§ TASK DESCRIPTION
Only one thing is required: the number of lines in the entries below that contain "address".

[Interface dataset entries]
- - - -
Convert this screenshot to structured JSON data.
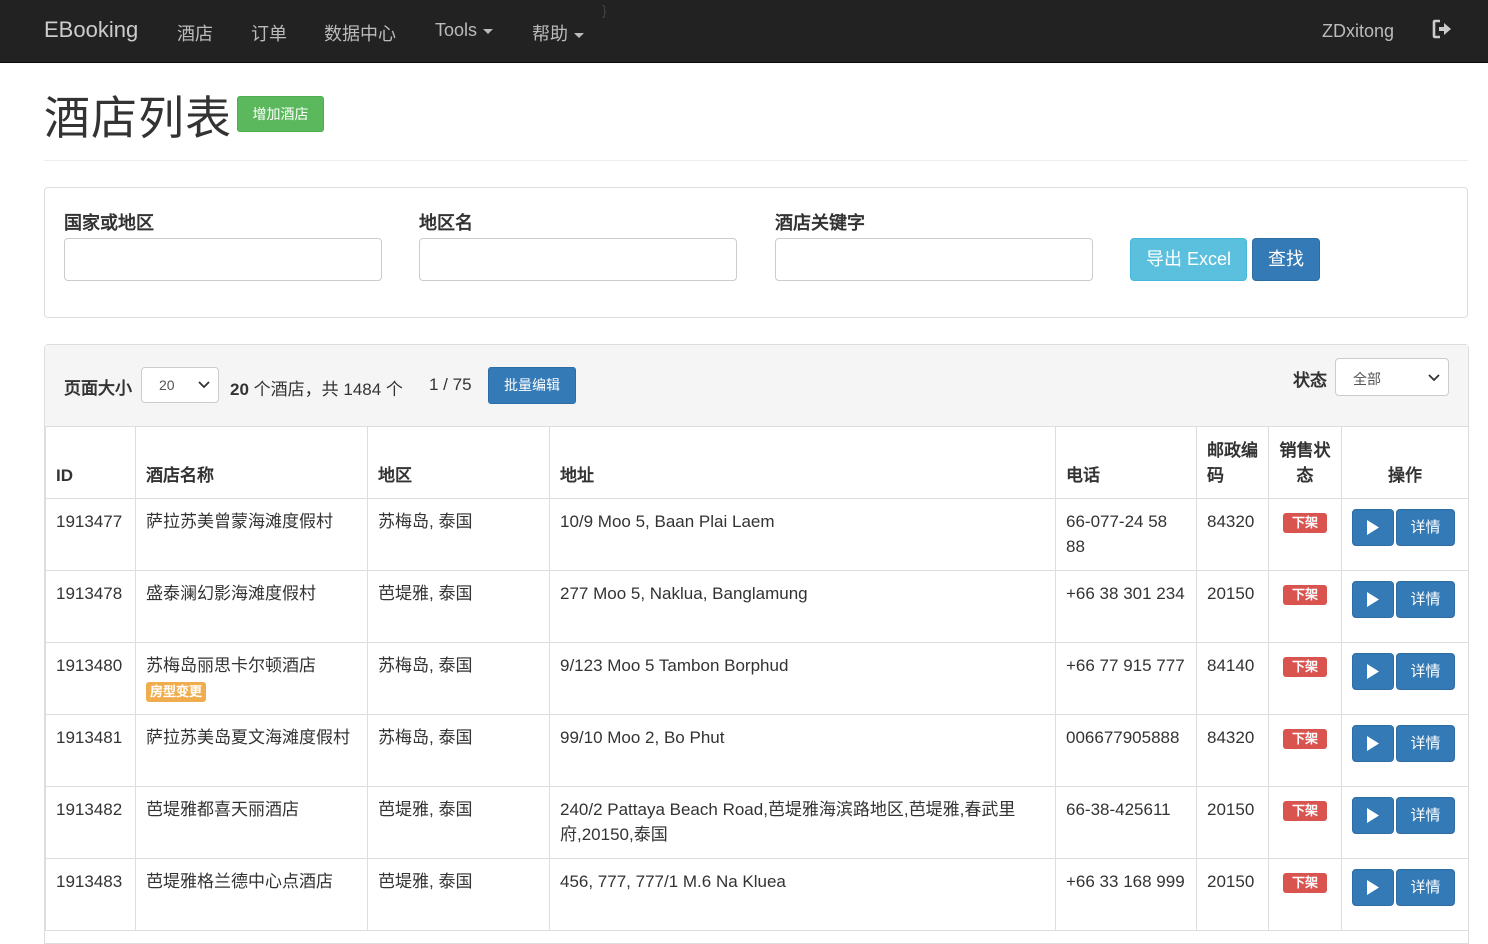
{
  "nav": {
    "brand": "EBooking",
    "items": [
      "酒店",
      "订单",
      "数据中心"
    ],
    "dropdowns": [
      "Tools",
      "帮助"
    ],
    "stray": "}",
    "user": "ZDxitong",
    "logout_icon": "logout-icon"
  },
  "header": {
    "title": "酒店列表",
    "add_button": "增加酒店"
  },
  "filters": {
    "country_label": "国家或地区",
    "region_label": "地区名",
    "keyword_label": "酒店关键字",
    "country_value": "",
    "region_value": "",
    "keyword_value": "",
    "export_button": "导出 Excel",
    "search_button": "查找"
  },
  "toolbar": {
    "page_size_label": "页面大小",
    "page_size_value": "20",
    "count_prefix": "20",
    "count_text": " 个酒店，共 1484 个",
    "page_indicator": "1 / 75",
    "batch_button": "批量编辑",
    "status_label": "状态",
    "status_value": "全部"
  },
  "table": {
    "headers": {
      "id": "ID",
      "name": "酒店名称",
      "region": "地区",
      "address": "地址",
      "phone": "电话",
      "postal": "邮政编码",
      "sale_status": "销售状态",
      "ops": "操作"
    },
    "detail_label": "详情",
    "rows": [
      {
        "id": "1913477",
        "name": "萨拉苏美曾蒙海滩度假村",
        "tag": "",
        "region": "苏梅岛, 泰国",
        "address": "10/9 Moo 5, Baan Plai Laem",
        "phone": "66-077-24 58 88",
        "postal": "84320",
        "status": "下架"
      },
      {
        "id": "1913478",
        "name": "盛泰澜幻影海滩度假村",
        "tag": "",
        "region": "芭堤雅, 泰国",
        "address": "277 Moo 5, Naklua, Banglamung",
        "phone": "+66 38 301 234",
        "postal": "20150",
        "status": "下架"
      },
      {
        "id": "1913480",
        "name": "苏梅岛丽思卡尔顿酒店",
        "tag": "房型变更",
        "region": "苏梅岛, 泰国",
        "address": "9/123 Moo 5 Tambon Borphud",
        "phone": "+66 77 915 777",
        "postal": "84140",
        "status": "下架"
      },
      {
        "id": "1913481",
        "name": "萨拉苏美岛夏文海滩度假村",
        "tag": "",
        "region": "苏梅岛, 泰国",
        "address": "99/10 Moo 2, Bo Phut",
        "phone": "006677905888",
        "postal": "84320",
        "status": "下架"
      },
      {
        "id": "1913482",
        "name": "芭堤雅都喜天丽酒店",
        "tag": "",
        "region": "芭堤雅, 泰国",
        "address": "240/2 Pattaya Beach Road,芭堤雅海滨路地区,芭堤雅,春武里府,20150,泰国",
        "phone": "66-38-425611",
        "postal": "20150",
        "status": "下架"
      },
      {
        "id": "1913483",
        "name": "芭堤雅格兰德中心点酒店",
        "tag": "",
        "region": "芭堤雅, 泰国",
        "address": "456, 777, 777/1 M.6 Na Kluea",
        "phone": "+66 33 168 999",
        "postal": "20150",
        "status": "下架"
      }
    ]
  }
}
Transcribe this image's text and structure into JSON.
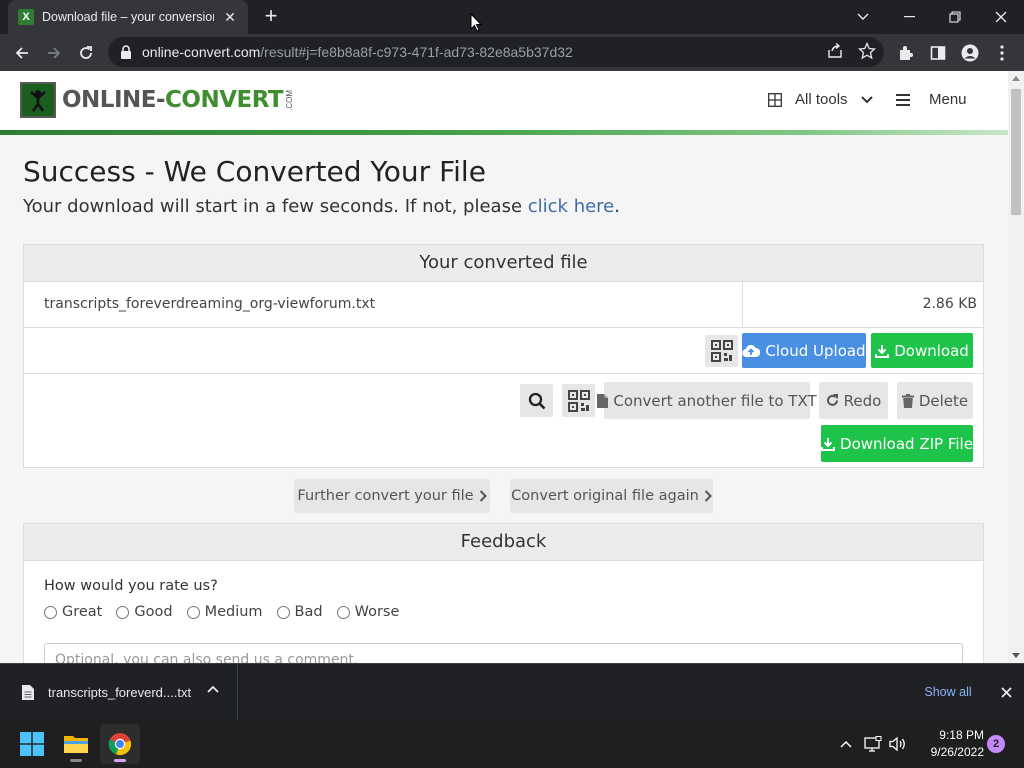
{
  "browser": {
    "tab_title": "Download file – your conversion",
    "tab_favicon": "X",
    "url_domain": "online-convert.com",
    "url_path": "/result#j=fe8b8a8f-c973-471f-ad73-82e8a5b37d32"
  },
  "site": {
    "logo_online": "ONLINE-",
    "logo_convert": "CONVERT",
    "logo_com": ".COM",
    "all_tools": "All tools",
    "menu": "Menu"
  },
  "main": {
    "title": "Success - We Converted Your File",
    "subtitle_prefix": "Your download will start in a few seconds. If not, please ",
    "subtitle_link": "click here",
    "subtitle_suffix": "."
  },
  "converted": {
    "header": "Your converted file",
    "file_name": "transcripts_foreverdreaming_org-viewforum.txt",
    "file_size": "2.86 KB",
    "cloud_upload": "Cloud Upload",
    "download": "Download",
    "convert_another": "Convert another file to TXT",
    "redo": "Redo",
    "delete": "Delete",
    "download_zip": "Download ZIP File"
  },
  "further": {
    "further_convert": "Further convert your file",
    "convert_original": "Convert original file again"
  },
  "feedback": {
    "header": "Feedback",
    "question": "How would you rate us?",
    "options": [
      "Great",
      "Good",
      "Medium",
      "Bad",
      "Worse"
    ],
    "comment_placeholder": "Optional, you can also send us a comment."
  },
  "shelf": {
    "file": "transcripts_foreverd....txt",
    "show_all": "Show all"
  },
  "taskbar": {
    "time": "9:18 PM",
    "date": "9/26/2022",
    "notifications": "2"
  },
  "colors": {
    "brand_green": "#3e8e2f",
    "cloud_blue": "#4a90e2",
    "download_green": "#1ec34a"
  }
}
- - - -
§ OUTPUT
7